See also[edit]


  1. ^ "Joint High Speed Vessel (JHSV)" (pdf). Defense Acquisitions: Assessments of Selected Weapon Programs. Government Accountability Office. March 2013. pp. 83–84. GAO-13-294SP. Retrieved 26 May 2013. 
  2. ^ a b c d e "Joint High Speed Vessel (JHSV)". US Navy. Retrieved 12 March 2010. [dead link]
  3. ^ "Joint High Speed Vessel (JHSV)". GlobalSecurity. Retrieved 12 March 2010. 
  4. ^ "Joint High Speed Vessel (JHSV)" (pdf). Defense Acquisitions: Assessments of Selected Weapon Programs.
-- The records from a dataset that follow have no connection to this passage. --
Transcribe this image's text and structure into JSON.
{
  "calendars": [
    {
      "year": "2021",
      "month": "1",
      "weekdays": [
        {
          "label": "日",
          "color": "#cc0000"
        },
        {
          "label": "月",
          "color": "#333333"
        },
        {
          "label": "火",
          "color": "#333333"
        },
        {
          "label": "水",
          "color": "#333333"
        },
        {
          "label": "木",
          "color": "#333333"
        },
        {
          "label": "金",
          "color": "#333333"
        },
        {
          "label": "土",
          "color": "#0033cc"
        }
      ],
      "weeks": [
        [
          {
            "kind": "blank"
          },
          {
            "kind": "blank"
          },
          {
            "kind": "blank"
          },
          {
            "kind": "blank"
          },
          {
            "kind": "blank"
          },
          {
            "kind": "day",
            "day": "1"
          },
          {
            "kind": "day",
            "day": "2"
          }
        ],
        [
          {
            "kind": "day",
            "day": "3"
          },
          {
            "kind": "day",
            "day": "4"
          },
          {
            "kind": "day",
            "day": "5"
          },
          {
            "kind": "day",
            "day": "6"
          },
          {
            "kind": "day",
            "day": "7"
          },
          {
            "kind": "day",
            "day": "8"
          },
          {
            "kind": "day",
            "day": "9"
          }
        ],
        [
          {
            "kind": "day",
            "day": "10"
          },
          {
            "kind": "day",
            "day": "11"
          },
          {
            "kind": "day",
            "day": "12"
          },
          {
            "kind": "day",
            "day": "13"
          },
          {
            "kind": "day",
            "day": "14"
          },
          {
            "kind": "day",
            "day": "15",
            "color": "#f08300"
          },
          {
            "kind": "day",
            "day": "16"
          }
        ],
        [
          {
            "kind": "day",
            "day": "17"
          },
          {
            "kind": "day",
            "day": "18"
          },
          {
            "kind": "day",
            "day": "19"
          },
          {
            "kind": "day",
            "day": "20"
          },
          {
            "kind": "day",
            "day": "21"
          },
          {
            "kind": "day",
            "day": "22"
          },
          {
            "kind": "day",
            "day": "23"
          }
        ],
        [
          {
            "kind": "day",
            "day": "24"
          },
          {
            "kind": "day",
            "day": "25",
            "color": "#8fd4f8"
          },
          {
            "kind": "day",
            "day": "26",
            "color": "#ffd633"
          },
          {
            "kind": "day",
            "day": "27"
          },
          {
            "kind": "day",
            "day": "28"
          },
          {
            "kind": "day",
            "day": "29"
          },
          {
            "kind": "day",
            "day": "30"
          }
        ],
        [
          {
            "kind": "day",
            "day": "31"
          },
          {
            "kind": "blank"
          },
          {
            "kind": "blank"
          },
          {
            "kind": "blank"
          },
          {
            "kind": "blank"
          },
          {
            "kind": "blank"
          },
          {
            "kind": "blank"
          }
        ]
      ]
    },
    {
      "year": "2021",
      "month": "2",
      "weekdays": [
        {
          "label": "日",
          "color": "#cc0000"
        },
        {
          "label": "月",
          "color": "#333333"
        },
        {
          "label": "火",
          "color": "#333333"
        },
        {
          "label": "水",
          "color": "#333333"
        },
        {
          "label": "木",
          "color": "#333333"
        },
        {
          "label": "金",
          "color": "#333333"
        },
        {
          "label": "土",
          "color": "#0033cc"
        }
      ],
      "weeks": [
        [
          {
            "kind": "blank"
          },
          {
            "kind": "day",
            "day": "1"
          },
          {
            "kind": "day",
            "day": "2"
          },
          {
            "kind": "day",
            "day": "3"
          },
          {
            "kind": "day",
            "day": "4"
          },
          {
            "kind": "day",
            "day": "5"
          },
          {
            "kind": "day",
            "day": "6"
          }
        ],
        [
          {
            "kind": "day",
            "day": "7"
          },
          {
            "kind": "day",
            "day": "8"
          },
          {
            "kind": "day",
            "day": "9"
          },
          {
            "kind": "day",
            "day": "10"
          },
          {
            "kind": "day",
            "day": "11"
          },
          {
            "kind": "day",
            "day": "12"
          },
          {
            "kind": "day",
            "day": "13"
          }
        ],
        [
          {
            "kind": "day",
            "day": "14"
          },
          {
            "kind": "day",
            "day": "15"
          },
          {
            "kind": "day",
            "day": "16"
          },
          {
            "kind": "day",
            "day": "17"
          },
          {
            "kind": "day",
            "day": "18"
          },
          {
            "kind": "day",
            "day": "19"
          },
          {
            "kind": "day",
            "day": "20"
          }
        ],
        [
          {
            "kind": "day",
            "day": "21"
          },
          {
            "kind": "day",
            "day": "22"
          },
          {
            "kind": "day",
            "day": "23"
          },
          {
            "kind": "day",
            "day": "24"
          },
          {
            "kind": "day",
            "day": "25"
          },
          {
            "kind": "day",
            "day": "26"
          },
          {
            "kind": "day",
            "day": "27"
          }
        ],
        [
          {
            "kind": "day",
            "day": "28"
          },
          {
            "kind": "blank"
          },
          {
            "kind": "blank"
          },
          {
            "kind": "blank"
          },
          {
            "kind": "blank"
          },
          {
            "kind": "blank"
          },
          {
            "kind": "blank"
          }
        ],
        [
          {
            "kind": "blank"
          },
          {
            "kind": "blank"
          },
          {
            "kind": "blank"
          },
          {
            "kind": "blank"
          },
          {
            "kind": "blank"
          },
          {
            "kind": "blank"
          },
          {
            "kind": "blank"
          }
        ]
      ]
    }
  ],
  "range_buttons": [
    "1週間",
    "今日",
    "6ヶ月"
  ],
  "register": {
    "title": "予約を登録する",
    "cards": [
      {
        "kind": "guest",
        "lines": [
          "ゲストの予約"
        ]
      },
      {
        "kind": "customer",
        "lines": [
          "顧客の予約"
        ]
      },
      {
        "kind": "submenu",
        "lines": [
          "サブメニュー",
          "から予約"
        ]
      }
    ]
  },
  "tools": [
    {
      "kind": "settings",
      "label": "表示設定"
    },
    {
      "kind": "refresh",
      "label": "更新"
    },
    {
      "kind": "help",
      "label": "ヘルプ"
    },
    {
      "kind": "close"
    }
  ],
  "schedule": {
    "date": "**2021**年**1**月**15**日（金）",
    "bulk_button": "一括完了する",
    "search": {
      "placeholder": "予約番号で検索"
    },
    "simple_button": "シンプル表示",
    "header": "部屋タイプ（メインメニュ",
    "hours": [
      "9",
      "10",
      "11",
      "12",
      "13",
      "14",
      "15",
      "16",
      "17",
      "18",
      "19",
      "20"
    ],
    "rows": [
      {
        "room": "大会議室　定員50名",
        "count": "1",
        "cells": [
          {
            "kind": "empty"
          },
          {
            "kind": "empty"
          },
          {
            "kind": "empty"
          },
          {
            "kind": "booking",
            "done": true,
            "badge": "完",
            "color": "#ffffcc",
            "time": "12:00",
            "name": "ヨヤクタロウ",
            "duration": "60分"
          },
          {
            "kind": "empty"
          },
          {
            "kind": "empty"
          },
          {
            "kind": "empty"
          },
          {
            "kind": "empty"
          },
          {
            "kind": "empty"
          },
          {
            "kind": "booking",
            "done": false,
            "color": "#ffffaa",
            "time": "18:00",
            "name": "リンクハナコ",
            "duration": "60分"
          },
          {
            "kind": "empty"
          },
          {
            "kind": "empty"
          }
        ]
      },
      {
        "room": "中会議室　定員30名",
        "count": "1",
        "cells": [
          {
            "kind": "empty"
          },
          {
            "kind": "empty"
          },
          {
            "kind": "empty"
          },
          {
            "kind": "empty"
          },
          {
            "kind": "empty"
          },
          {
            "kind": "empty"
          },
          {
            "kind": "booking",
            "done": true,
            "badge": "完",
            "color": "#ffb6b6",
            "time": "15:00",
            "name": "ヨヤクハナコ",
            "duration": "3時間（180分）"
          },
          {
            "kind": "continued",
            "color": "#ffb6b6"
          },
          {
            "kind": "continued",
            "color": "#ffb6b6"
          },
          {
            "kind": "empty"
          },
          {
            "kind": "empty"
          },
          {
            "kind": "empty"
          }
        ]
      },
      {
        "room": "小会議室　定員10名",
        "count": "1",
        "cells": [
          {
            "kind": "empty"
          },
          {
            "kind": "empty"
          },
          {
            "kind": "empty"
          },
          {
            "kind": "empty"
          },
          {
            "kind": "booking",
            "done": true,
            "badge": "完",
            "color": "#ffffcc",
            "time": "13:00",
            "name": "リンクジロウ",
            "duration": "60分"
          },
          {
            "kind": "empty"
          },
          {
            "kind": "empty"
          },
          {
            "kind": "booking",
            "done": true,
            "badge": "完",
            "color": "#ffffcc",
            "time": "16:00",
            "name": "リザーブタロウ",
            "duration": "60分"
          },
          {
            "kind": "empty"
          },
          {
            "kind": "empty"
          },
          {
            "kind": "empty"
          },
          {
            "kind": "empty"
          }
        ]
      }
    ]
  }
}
Government Accountability Office. March 2010. pp. 77–78. GAO-10-388SP. 
  5. ^ Osborn, Kris (26 March 2014). "Navy Considers JHSV for Special Operations Missions". DoD Buzz. 
  6. ^ Larter, David (26 July 2014). "Retiring frigates may leave some missions unfilled". Air Force Times (Gannett Government Media). Retrieved 15 August 2014. 
  7. ^ "General Dynamics Advanced Information Systems to Integrate Ship Mission System for Austal Joint High Speed Vessel (JHSV)]". General Dynamics (Press release). 17 November 2008. 
  8. ^ Navy to deploy electromagnetic railgun - Military1.com, 7 April 2014
  9. ^ Freedberg Jr., Sydney J. (16 April 2014). "Marines Seek New Tech To Get Ashore Vs. Missiles; Reinventing Amphib Assault". breakingdefense.com (Breaking Media, Inc.). Retrieved 16 April 2014. 
  10. ^ Amos rejects recent critique of amphibious combat vehicle - MarineCorpstimes.com, 25 June 2014
  11. ^ "Objective Theater Support Vessel (OTSV)". GlobalSecurity. Retrieved 12 March 2010. 
  12. ^ "High Speed Connector (HSC)". GlobalSecurity. Retrieved 12 March 2010. 
  13. ^ Seal, Laura M. (17 September 2011). "Navy's First Joint High-Speed Vessel Christened". Navy News Service. US Navy. NNS110917-10. Archived from the original on 22 September 2011. Retrieved 23 September 2011. 
  14. ^ Brumley, Jeff (5 October 2011). "Unusual ship visits Mayport after 6-month deployment to African waters". Florida Times-Union. 
  15. ^ "Army Transfers High Speed Vessels to Navy". United States Department of Defense (Press release). 5 May 2011. 384-11. 
  16. ^ "Navy Awards Construction Contracts for JHSV 6, 7". Navy News Service. US Navy. 1 July 2011. NNS110701-10. Archived from the original on 27 February 2012. Retrieved 28 February 2012. 
  17. ^ "Navy orders more JHSVs from Austal". United Press International. 27 February 2012. Archived from the original on 27 February 2012. Retrieved 28 February 2012. 
  18. ^ "Navy Exercises Tenth JHSV Construction Option". Marine Log. 20 December 2012. 
  19. ^ Cavas, Christopher P. (5 April 2013). "LCS council adds new member". Navy Times. 
  20. ^ Hooper, Craig (3 June 2014). "Military Sealift Command News: CIVMARs To Operate JHSV". nextnavy.com (Craig Hooper). Retrieved 3 June 2014. 
  21. ^ "Austal Celebrates Keel Laying for JHSV2 - the "Choctaw County"" (Press release). Austal. 8 November 2011. Retrieved 11 November 2011. 
  22. ^ "Secretary of the Navy Names Joint High Speed Vessel USNS Millinocket" (Press release). United States Department of Defense. 30 May 2012. 438-12. 
  23. ^ "Future USNS Millinocket (JHSV 3) completes builder's sea trials". 20 December 2013. 
  24. ^ "Fourth Joint High Speed Vessel Named". United States Department of Defense. 26 March 2010. 235-10. Retrieved 26 March 2010. 
  25. ^ a b c "Secretary of the Navy Names Multiple Ships". United States Department of Defense. 237-13. 
  26. ^ Cavas, Christopher P. (14 June 2011). "JHSV Module Damaged at Ala. Shipyard". Defense News. 
  27. ^ "Joint High-Speed Vessels May Answer the Changing Logistics Needs of Navies, Finds Frost & Sullivan" (Press release). Frost & Sullivan. PR Newswire. 20 May 2013. 
  28. ^ Austal contract for two 72m High Speed Support Vessels is for the Royal Navy of Oman - Navyrecognition.com, 10 July 2014

External links[edit]